Hydroponics vs. Aquaponics

These soil-less gardens just need a little fertilizer

Hydroponics vs. Aquaponics
Tilling the soil before you plant can be difficult, especially if the land is rocky or paved over. But don’t let that stop you from growing vegetables! Soil-less agriculture is an alternative that requires less physical effort and uses less space. Two good examples are hydroponics and aquaponics. But which one better suits you? That depends on your preference for dealing with soluble fertilizer or live fish.
 
Hydroponic systems may have been utilized thousands of years ago (think of the legendary Hanging Gardens of Babylon!). It may seem contradictory to grow plants without any soil, but actually it often works better than in-soil gardening. For plants to flourish, they need just two things: essential nutrients and water. Thus, if nutrients are present in the water and delivered to the roots, the plant has no need for soil.
 
Hydroponic systems don’t need arable land and consume fewer resources, yet crops can be higher quality than those grown by traditional methods. These benefits are increasing the popularity of hydroponics, which is spawning many inspiring, creative applications in urban gardening.

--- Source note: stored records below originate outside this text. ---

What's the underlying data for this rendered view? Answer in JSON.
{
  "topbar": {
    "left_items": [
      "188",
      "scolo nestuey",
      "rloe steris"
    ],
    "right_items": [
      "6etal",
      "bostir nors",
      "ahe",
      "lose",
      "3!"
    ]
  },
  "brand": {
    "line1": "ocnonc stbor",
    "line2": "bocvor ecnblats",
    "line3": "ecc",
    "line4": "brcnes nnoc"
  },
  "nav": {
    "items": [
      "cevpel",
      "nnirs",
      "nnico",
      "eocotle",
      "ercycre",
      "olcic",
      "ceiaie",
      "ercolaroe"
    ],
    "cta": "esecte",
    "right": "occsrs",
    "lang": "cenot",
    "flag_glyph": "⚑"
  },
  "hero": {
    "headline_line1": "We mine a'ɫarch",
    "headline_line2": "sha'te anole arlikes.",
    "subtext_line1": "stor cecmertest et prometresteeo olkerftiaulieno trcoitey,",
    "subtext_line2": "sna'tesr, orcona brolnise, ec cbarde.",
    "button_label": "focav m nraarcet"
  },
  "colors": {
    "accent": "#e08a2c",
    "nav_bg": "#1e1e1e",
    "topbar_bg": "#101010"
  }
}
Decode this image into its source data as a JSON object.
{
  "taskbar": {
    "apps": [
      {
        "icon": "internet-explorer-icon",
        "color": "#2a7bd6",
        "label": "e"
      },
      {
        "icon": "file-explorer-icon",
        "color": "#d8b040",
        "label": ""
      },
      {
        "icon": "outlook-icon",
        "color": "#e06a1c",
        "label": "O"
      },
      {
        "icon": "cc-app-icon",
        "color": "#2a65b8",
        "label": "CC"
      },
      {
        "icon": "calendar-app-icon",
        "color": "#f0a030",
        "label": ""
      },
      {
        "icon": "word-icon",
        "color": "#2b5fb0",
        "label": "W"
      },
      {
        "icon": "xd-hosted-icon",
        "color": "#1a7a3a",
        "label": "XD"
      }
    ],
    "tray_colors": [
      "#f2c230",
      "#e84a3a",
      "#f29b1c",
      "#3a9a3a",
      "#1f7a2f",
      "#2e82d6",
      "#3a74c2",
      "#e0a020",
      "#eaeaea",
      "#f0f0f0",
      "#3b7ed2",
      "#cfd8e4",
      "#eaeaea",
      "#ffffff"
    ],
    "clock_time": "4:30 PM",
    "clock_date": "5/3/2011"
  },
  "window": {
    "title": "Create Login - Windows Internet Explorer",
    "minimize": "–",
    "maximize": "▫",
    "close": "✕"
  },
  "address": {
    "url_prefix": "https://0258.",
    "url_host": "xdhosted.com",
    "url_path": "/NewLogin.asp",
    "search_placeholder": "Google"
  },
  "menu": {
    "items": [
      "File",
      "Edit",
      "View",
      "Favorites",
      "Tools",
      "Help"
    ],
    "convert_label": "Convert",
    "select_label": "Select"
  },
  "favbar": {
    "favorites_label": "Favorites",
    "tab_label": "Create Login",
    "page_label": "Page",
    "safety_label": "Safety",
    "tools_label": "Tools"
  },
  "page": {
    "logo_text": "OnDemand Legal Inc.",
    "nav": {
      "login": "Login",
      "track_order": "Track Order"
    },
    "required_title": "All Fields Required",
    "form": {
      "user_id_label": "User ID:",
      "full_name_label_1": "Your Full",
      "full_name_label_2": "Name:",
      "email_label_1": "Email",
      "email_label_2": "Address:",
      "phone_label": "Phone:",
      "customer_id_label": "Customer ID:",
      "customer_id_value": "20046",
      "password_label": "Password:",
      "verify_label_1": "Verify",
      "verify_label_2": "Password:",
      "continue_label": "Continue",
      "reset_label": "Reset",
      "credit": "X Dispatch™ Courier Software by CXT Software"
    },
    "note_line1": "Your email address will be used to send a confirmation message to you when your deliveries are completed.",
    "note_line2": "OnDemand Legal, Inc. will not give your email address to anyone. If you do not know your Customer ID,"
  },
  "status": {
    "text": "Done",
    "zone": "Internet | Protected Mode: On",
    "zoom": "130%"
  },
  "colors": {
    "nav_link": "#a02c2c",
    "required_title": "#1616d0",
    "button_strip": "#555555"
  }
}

Aquaponic systems are another soil-less innovation, one that combines growing plants and raising fish. Fish excrete waste, beneficial microbes convert the waste into usable nutrients for plants, and the roots naturally filter the water to provide a clean living environment for fish and microbes. It’s a symbiotic relationship that results in an incredibly efficient system!
 
Design
Hydroponics typically utilizes 6”-deep grow beds, since the roots can easily spread out within the aquatic solution without risking root compaction. Aquaponic grow beds must be deeper, a minimum of 12”, so fish have enough room to swim around.
 
Another difference is the environment. Hydroponic systems are very sterile, since there’s no need for extraneous growing media to support the plants or root systems. Aquaponic environments, on the other hand, must harbor the beneficial microorganisms around the roots.
 
Nutrients

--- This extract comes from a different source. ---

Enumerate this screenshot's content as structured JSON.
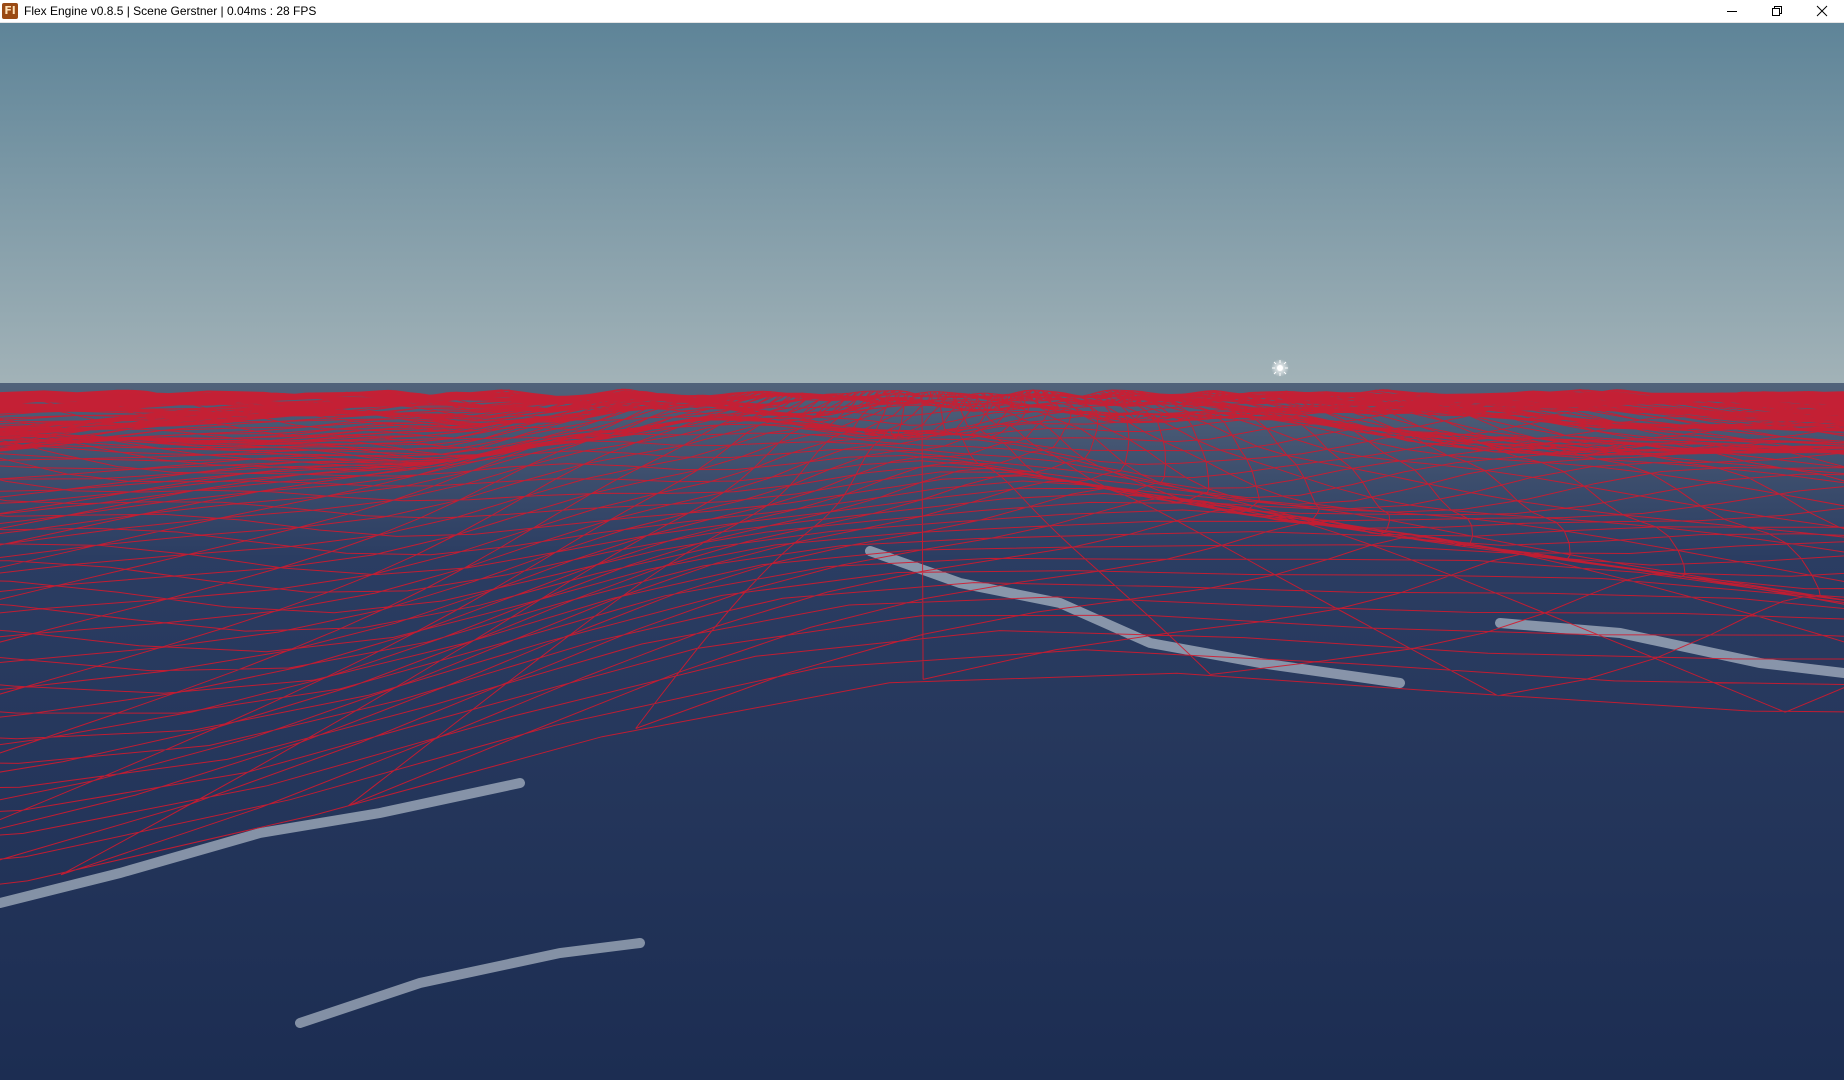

Hydroponics is best for plants with high nutrient needs; you simply adapt the solution to meet the plant’s needs. Aquaponics typically supports plants with lower needs, such as lettuce, leafy greens, and herbs. Or, if you need more nutrients and the tank is big enough, you just add more fish!

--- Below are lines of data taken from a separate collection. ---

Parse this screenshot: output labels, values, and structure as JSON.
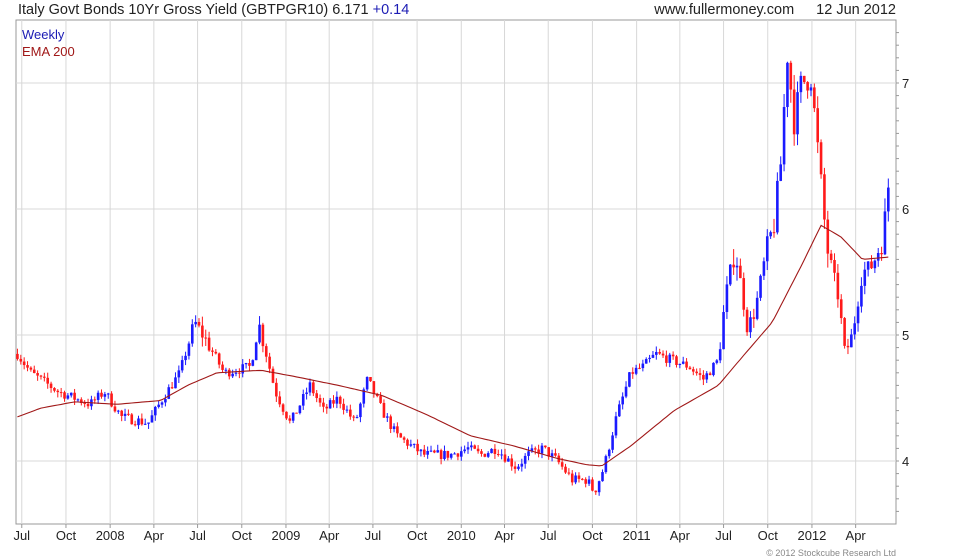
{
  "header": {
    "title": "Italy Govt Bonds 10Yr Gross Yield (GBTPGR10) 6.171",
    "change": "+0.14",
    "site": "www.fullermoney.com",
    "date": "12 Jun 2012"
  },
  "footer": {
    "copyright": "© 2012 Stockcube Research Ltd"
  },
  "colors": {
    "up": "#1a1aff",
    "down": "#ff1a1a",
    "ema": "#a01818",
    "grid": "#d8d8d8"
  },
  "chart_data": {
    "type": "candlestick",
    "legend": [
      "Weekly",
      "EMA 200"
    ],
    "ylim": [
      3.5,
      7.5
    ],
    "y_ticks": [
      4,
      5,
      6,
      7
    ],
    "x_ticks": [
      "Jul",
      "Oct",
      "2008",
      "Apr",
      "Jul",
      "Oct",
      "2009",
      "Apr",
      "Jul",
      "Oct",
      "2010",
      "Apr",
      "Jul",
      "Oct",
      "2011",
      "Apr",
      "Jul",
      "Oct",
      "2012",
      "Apr"
    ],
    "price_anchors": [
      [
        "2007-06-22",
        4.85
      ],
      [
        "2007-07-20",
        4.7
      ],
      [
        "2007-09-15",
        4.55
      ],
      [
        "2007-11-20",
        4.45
      ],
      [
        "2007-12-20",
        4.55
      ],
      [
        "2008-01-25",
        4.35
      ],
      [
        "2008-03-20",
        4.3
      ],
      [
        "2008-04-20",
        4.5
      ],
      [
        "2008-05-25",
        4.7
      ],
      [
        "2008-06-25",
        5.1
      ],
      [
        "2008-07-20",
        4.95
      ],
      [
        "2008-08-25",
        4.7
      ],
      [
        "2008-10-20",
        4.75
      ],
      [
        "2008-11-05",
        5.1
      ],
      [
        "2008-12-10",
        4.55
      ],
      [
        "2009-01-10",
        4.3
      ],
      [
        "2009-02-20",
        4.6
      ],
      [
        "2009-03-20",
        4.4
      ],
      [
        "2009-04-20",
        4.5
      ],
      [
        "2009-05-25",
        4.3
      ],
      [
        "2009-06-20",
        4.65
      ],
      [
        "2009-07-20",
        4.4
      ],
      [
        "2009-08-20",
        4.2
      ],
      [
        "2009-10-15",
        4.05
      ],
      [
        "2009-12-10",
        4.05
      ],
      [
        "2010-01-15",
        4.1
      ],
      [
        "2010-02-10",
        4.05
      ],
      [
        "2010-03-15",
        4.1
      ],
      [
        "2010-04-25",
        3.95
      ],
      [
        "2010-05-20",
        4.05
      ],
      [
        "2010-06-20",
        4.1
      ],
      [
        "2010-07-20",
        4.0
      ],
      [
        "2010-08-20",
        3.85
      ],
      [
        "2010-09-20",
        3.85
      ],
      [
        "2010-10-05",
        3.75
      ],
      [
        "2010-10-25",
        3.95
      ],
      [
        "2010-11-20",
        4.35
      ],
      [
        "2010-12-20",
        4.7
      ],
      [
        "2011-01-15",
        4.75
      ],
      [
        "2011-02-10",
        4.85
      ],
      [
        "2011-03-15",
        4.8
      ],
      [
        "2011-04-20",
        4.75
      ],
      [
        "2011-05-20",
        4.65
      ],
      [
        "2011-06-20",
        4.8
      ],
      [
        "2011-07-05",
        5.3
      ],
      [
        "2011-07-25",
        5.7
      ],
      [
        "2011-08-20",
        5.05
      ],
      [
        "2011-09-05",
        5.2
      ],
      [
        "2011-09-25",
        5.6
      ],
      [
        "2011-10-15",
        5.9
      ],
      [
        "2011-11-01",
        6.5
      ],
      [
        "2011-11-09",
        7.3
      ],
      [
        "2011-11-25",
        6.7
      ],
      [
        "2011-12-10",
        7.0
      ],
      [
        "2011-12-30",
        7.05
      ],
      [
        "2012-01-15",
        6.4
      ],
      [
        "2012-02-01",
        5.7
      ],
      [
        "2012-02-25",
        5.3
      ],
      [
        "2012-03-10",
        4.85
      ],
      [
        "2012-03-25",
        5.0
      ],
      [
        "2012-04-15",
        5.5
      ],
      [
        "2012-05-05",
        5.55
      ],
      [
        "2012-05-25",
        5.75
      ],
      [
        "2012-06-12",
        6.17
      ]
    ],
    "ema_anchors": [
      [
        "2007-06-22",
        4.35
      ],
      [
        "2007-08-10",
        4.42
      ],
      [
        "2007-10-20",
        4.47
      ],
      [
        "2008-01-15",
        4.45
      ],
      [
        "2008-04-15",
        4.48
      ],
      [
        "2008-06-10",
        4.6
      ],
      [
        "2008-08-10",
        4.7
      ],
      [
        "2008-11-10",
        4.72
      ],
      [
        "2009-01-20",
        4.67
      ],
      [
        "2009-04-20",
        4.6
      ],
      [
        "2009-07-20",
        4.52
      ],
      [
        "2009-10-20",
        4.37
      ],
      [
        "2010-01-20",
        4.2
      ],
      [
        "2010-04-20",
        4.12
      ],
      [
        "2010-07-20",
        4.02
      ],
      [
        "2010-09-20",
        3.97
      ],
      [
        "2010-10-20",
        3.96
      ],
      [
        "2010-12-20",
        4.12
      ],
      [
        "2011-03-20",
        4.4
      ],
      [
        "2011-06-20",
        4.6
      ],
      [
        "2011-08-10",
        4.83
      ],
      [
        "2011-10-10",
        5.1
      ],
      [
        "2011-12-10",
        5.55
      ],
      [
        "2012-01-20",
        5.87
      ],
      [
        "2012-03-01",
        5.78
      ],
      [
        "2012-04-15",
        5.6
      ],
      [
        "2012-06-12",
        5.62
      ]
    ]
  }
}
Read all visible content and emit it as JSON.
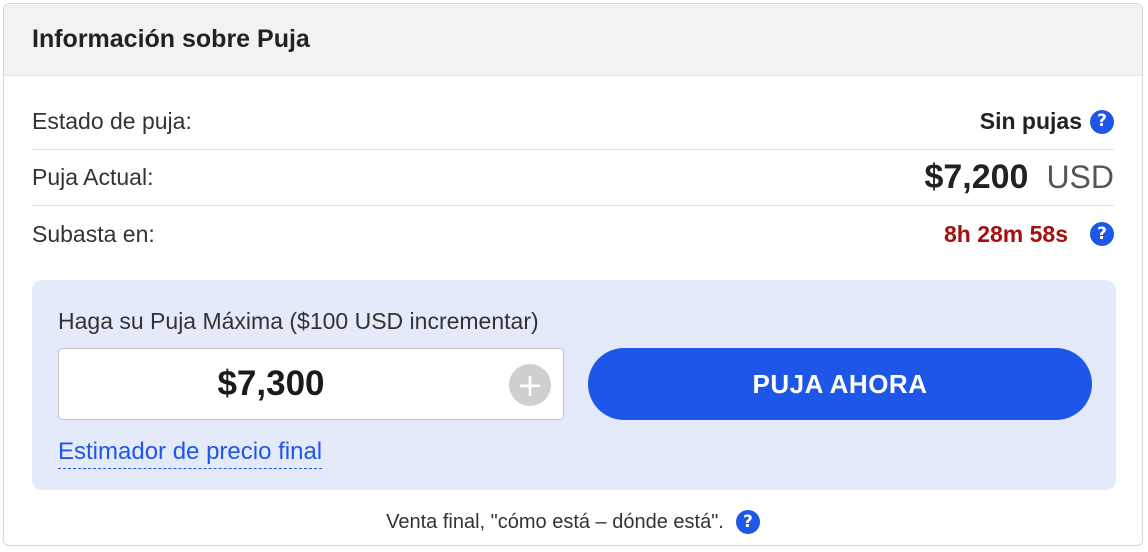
{
  "header": {
    "title": "Información sobre Puja"
  },
  "rows": {
    "status": {
      "label": "Estado de puja:",
      "value": "Sin pujas"
    },
    "current_bid": {
      "label": "Puja Actual:",
      "amount": "$7,200",
      "currency": "USD"
    },
    "auction": {
      "label": "Subasta en:",
      "countdown": "8h 28m 58s"
    }
  },
  "bid_panel": {
    "label": "Haga su Puja Máxima ($100 USD incrementar)",
    "input_value": "$7,300",
    "plus_symbol": "+",
    "button_label": "PUJA AHORA",
    "estimator_link": "Estimador de precio final"
  },
  "footer": {
    "note": "Venta final, \"cómo está – dónde está\"."
  },
  "icons": {
    "help": "?"
  },
  "colors": {
    "accent": "#1e57e8",
    "timer": "#a40f0f",
    "panel_bg": "#e5eafb"
  }
}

Speaking of nutrients, don’t forget to feed the fish in an aquaponic system! How much and what feed depends on the fish you’re raising.
 
Acidity and Salt
Correct water acidity is essential to any aquatic-based growing system. The optimum pH in hydroponics is 5.5–6.5. Be aware that salt-based fertilizers, recirculated over and over in the nutrient solution, will naturally build up salt content, raising the electrical conductivity (EC) of water. Unchecked, it could reach levels high enough to damage the plants.
 
Aquaponic water should be neutral or slightly acidic, with an optimal 6.5–7.0 pH to safely harbor your fish. Fish waste has very little salt, so high EC is rarely a concern for plants. However, fish waste does add acid to the water, so monitor the pH level.
 
Maintenance
With aquaponics, you must feed your fish daily. However, other than checking the pH and ammonia levels weekly, there’s usually no need to flush and replace the nutrient solution, thanks to the naturally occurring symbiosis that keeps the levels in check.
 
With hydroponics, it’s necessary to periodically drain the aquatic solution and replenish with a new batch before the salts become concentrated. This means monitoring the pH, EC, total dissolved solids, and nutrient concentration.
 
As you can see, the systems vary in upfront labor vs. upkeep needed. Which one is better for you? Both are popular, and both provide the grower with distinct advantages over traditional gardening. Have fun trying both of them!
 
Amjad Ahmad, Cooperative Extension Service, Sustainable & Organic Agriculture Program, UH College of Tropical Agriculture & Human Resources